We traveled the edges of the desert, trying to sort out where to draw a boundary line. We asked people at those amorphous edges: “Do you live in the Mojave Desert?” We got lots of interesting answers, reinforcing our original belief that such edges are mostly artificial human constructs. But just like so much in ecology and natural history, what cannot be easily delineated or defined still has a distinct reality. That reality is shaped by geology, geography, climate, and organisms, including humans. On big spatial scales, the collisions of crustal plates shaped our mountains in long, linear, north-south rows. Wetter climates in the past filled the basins between the mountain ranges with vast lakes interconnected by rivers. All of those lakes eventually dried up and are now salt flats. Three of the rivers that are fed from wetter uplands outside the Mojave Desert still flow. The largest, the mighty Colorado River, has been damned to create three new lakes or reservoirs that impact aquatic and terrestrial organisms and many human activities in the region. The Mojave River is dammed near its source and rarely reaches its onetime outlet, Soda Lake. The Amargosa River, as intermittent as it is, still supports a national hotspot of biodiversity, Ash Meadows.

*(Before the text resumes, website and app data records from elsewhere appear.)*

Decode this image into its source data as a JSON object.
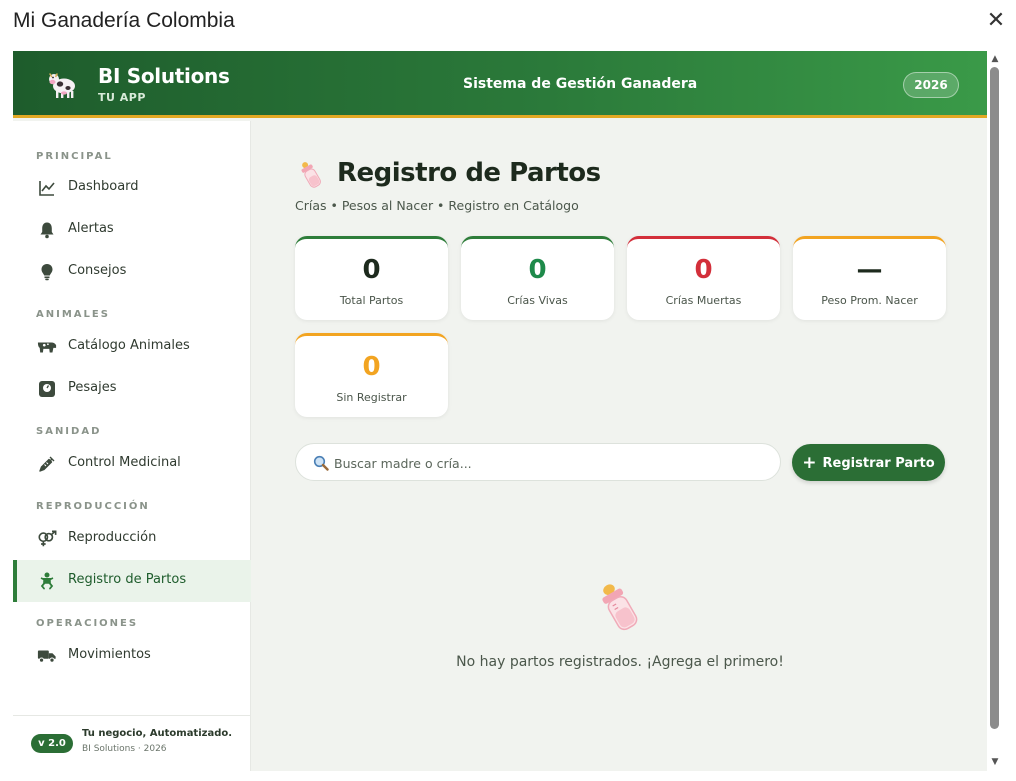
{
  "window": {
    "title": "Mi Ganadería Colombia",
    "close_glyph": "✕"
  },
  "header": {
    "brand_name": "BI Solutions",
    "brand_sub": "TU APP",
    "center_title": "Sistema de Gestión Ganadera",
    "year": "2026",
    "logo_icon": "cow-icon",
    "colors": {
      "header_start": "#1e5c2c",
      "header_end": "#3a9a48",
      "accent_border": "#e2a823"
    }
  },
  "sidebar": {
    "sections": [
      {
        "label": "PRINCIPAL",
        "items": [
          {
            "label": "Dashboard",
            "icon": "chart-line-icon"
          },
          {
            "label": "Alertas",
            "icon": "bell-icon"
          },
          {
            "label": "Consejos",
            "icon": "lightbulb-icon"
          }
        ]
      },
      {
        "label": "ANIMALES",
        "items": [
          {
            "label": "Catálogo Animales",
            "icon": "cow-icon"
          },
          {
            "label": "Pesajes",
            "icon": "scale-icon"
          }
        ]
      },
      {
        "label": "SANIDAD",
        "items": [
          {
            "label": "Control Medicinal",
            "icon": "syringe-icon"
          }
        ]
      },
      {
        "label": "REPRODUCCIÓN",
        "items": [
          {
            "label": "Reproducción",
            "icon": "gender-icon"
          },
          {
            "label": "Registro de Partos",
            "icon": "baby-icon",
            "active": true
          }
        ]
      },
      {
        "label": "OPERACIONES",
        "items": [
          {
            "label": "Movimientos",
            "icon": "truck-icon"
          }
        ]
      }
    ],
    "footer": {
      "version": "v 2.0",
      "tagline": "Tu negocio, Automatizado.",
      "copyright": "BI Solutions · 2026"
    }
  },
  "main": {
    "title": "Registro de Partos",
    "subtitle": "Crías • Pesos al Nacer • Registro en Catálogo",
    "title_icon": "baby-bottle-icon",
    "stats": [
      {
        "value": "0",
        "label": "Total Partos",
        "color": "#1d2a1d",
        "border": "#2e7d3a"
      },
      {
        "value": "0",
        "label": "Crías Vivas",
        "color": "#1e8a4a",
        "border": "#2e7d3a"
      },
      {
        "value": "0",
        "label": "Crías Muertas",
        "color": "#d32f3a",
        "border": "#d32f3a"
      },
      {
        "value": "—",
        "label": "Peso Prom. Nacer",
        "color": "#1d2a1d",
        "border": "#f2a421"
      },
      {
        "value": "0",
        "label": "Sin Registrar",
        "color": "#f2a421",
        "border": "#f2a421"
      }
    ],
    "search": {
      "placeholder": "Buscar madre o cría...",
      "value": "",
      "icon": "search-icon"
    },
    "add_button": {
      "label": "Registrar Parto",
      "icon": "plus-icon"
    },
    "empty_state": {
      "icon": "baby-bottle-icon",
      "text": "No hay partos registrados. ¡Agrega el primero!"
    }
  }
}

These deserts are vast open spaces, mostly unobstructed by buildings or even trees. At night, the stars are pinpricks of silver light, pulling us to muse on what lies beyond. By day, we are presented with the gentle pastels of the surrounding environments: the coral-colored hills, the dark, tear-stained streaks of desert varnish, the red sands of eroded Aztec sandstone, and the striking black of rugged basalt. The Mojave Desert is a spare place. The land will not support the people, animals, and plants that other lands can. But it is a place where one can breathe deeply, and be unhurried and inquisitive. As Joseph Wood Krutch has written, deserts are a place where one kind of scarcity is compatible with, and maybe necessary for, another kind of plenty.
Our book mentions many of our observations and joys while exploring the Mojave Desert and we will continue our adventures into the future. But now we urge you to step away from your computer and explore. Take a water bottle and your own curiosity and, whether it is your first or one hundredth time on this terrain, parts of the Mojave Desert will open up to you as if for the first time. We hope that you go out and experience the peaceful satisfaction that comes from a walk in the desert.

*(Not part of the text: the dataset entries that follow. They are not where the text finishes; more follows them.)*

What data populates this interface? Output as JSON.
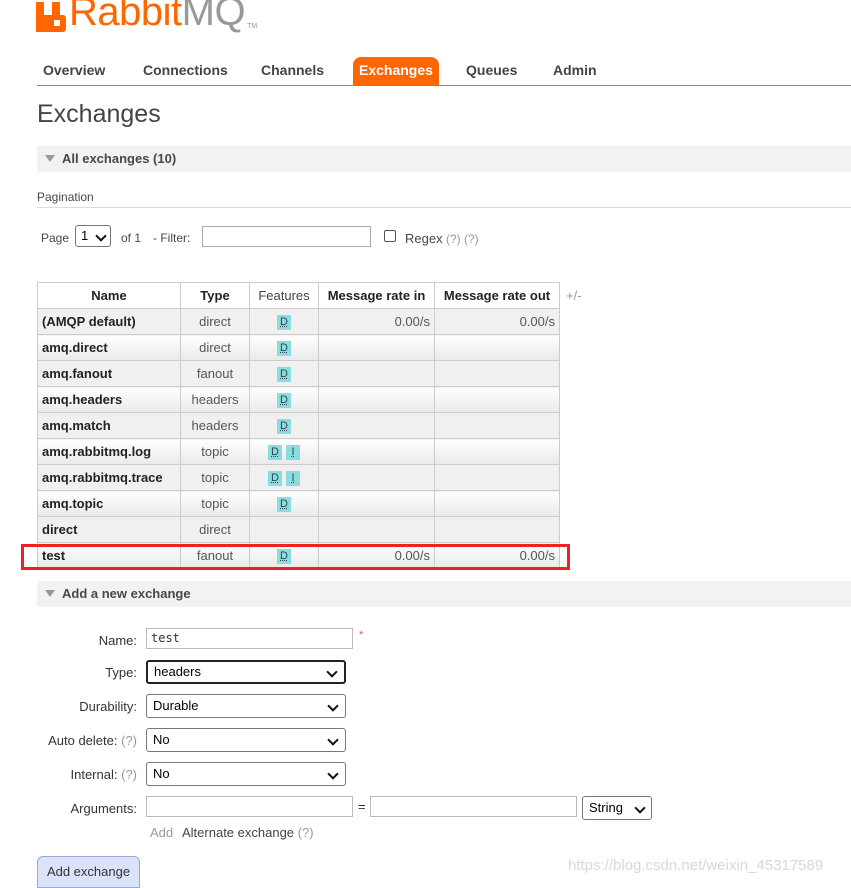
{
  "brand": {
    "part1": "Rabbit",
    "part2": "MQ",
    "tm": "TM"
  },
  "nav": [
    {
      "label": "Overview"
    },
    {
      "label": "Connections"
    },
    {
      "label": "Channels"
    },
    {
      "label": "Exchanges",
      "active": true
    },
    {
      "label": "Queues"
    },
    {
      "label": "Admin"
    }
  ],
  "page_title": "Exchanges",
  "all_exchanges": {
    "label": "All exchanges (10)"
  },
  "pagination": {
    "title": "Pagination",
    "page_label": "Page",
    "page_value": "1",
    "of_label": "of 1",
    "filter_label": "- Filter:",
    "filter_value": "",
    "regex_label": "Regex",
    "help1": "(?)",
    "help2": "(?)"
  },
  "table": {
    "headers": [
      "Name",
      "Type",
      "Features",
      "Message rate in",
      "Message rate out"
    ],
    "plusminus": "+/-",
    "rows": [
      {
        "name": "(AMQP default)",
        "type": "direct",
        "features": [
          "D"
        ],
        "rate_in": "0.00/s",
        "rate_out": "0.00/s"
      },
      {
        "name": "amq.direct",
        "type": "direct",
        "features": [
          "D"
        ],
        "rate_in": "",
        "rate_out": ""
      },
      {
        "name": "amq.fanout",
        "type": "fanout",
        "features": [
          "D"
        ],
        "rate_in": "",
        "rate_out": ""
      },
      {
        "name": "amq.headers",
        "type": "headers",
        "features": [
          "D"
        ],
        "rate_in": "",
        "rate_out": ""
      },
      {
        "name": "amq.match",
        "type": "headers",
        "features": [
          "D"
        ],
        "rate_in": "",
        "rate_out": ""
      },
      {
        "name": "amq.rabbitmq.log",
        "type": "topic",
        "features": [
          "D",
          "I"
        ],
        "rate_in": "",
        "rate_out": ""
      },
      {
        "name": "amq.rabbitmq.trace",
        "type": "topic",
        "features": [
          "D",
          "I"
        ],
        "rate_in": "",
        "rate_out": ""
      },
      {
        "name": "amq.topic",
        "type": "topic",
        "features": [
          "D"
        ],
        "rate_in": "",
        "rate_out": ""
      },
      {
        "name": "direct",
        "type": "direct",
        "features": [],
        "rate_in": "",
        "rate_out": ""
      },
      {
        "name": "test",
        "type": "fanout",
        "features": [
          "D"
        ],
        "rate_in": "0.00/s",
        "rate_out": "0.00/s"
      }
    ]
  },
  "add_exchange": {
    "label": "Add a new exchange",
    "name_label": "Name:",
    "name_value": "test",
    "required_mark": "*",
    "type_label": "Type:",
    "type_value": "headers",
    "durability_label": "Durability:",
    "durability_value": "Durable",
    "auto_delete_label": "Auto delete:",
    "auto_delete_value": "No",
    "internal_label": "Internal:",
    "internal_value": "No",
    "help": "(?)",
    "arguments_label": "Arguments:",
    "equals": "=",
    "arg_type_value": "String",
    "add_link": "Add",
    "alt_exchange_link": "Alternate exchange",
    "submit_label": "Add exchange"
  },
  "watermark": "https://blog.csdn.net/weixin_45317589",
  "colors": {
    "accent": "#ff6600",
    "highlight": "#e22222",
    "badge": "#88dddd"
  }
}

Lawrence R. Walker is a professor of plant ecology at the University of Nevada, Las Vegas. He is the (co)author or (co)editor of nine previous books, including The Biology of Disturbed Habitats. Frederick H. Landau is a research associate at the University of Nevada, Las Vegas. Walker and Landau have twenty-five years of scientific collaboration that includes projects in Nevada, New Zealand, and Puerto Rico. They both enjoy hiking and back-road adventures throughout the Mojave Desert.
Cover photo courtesy Cindy Phillips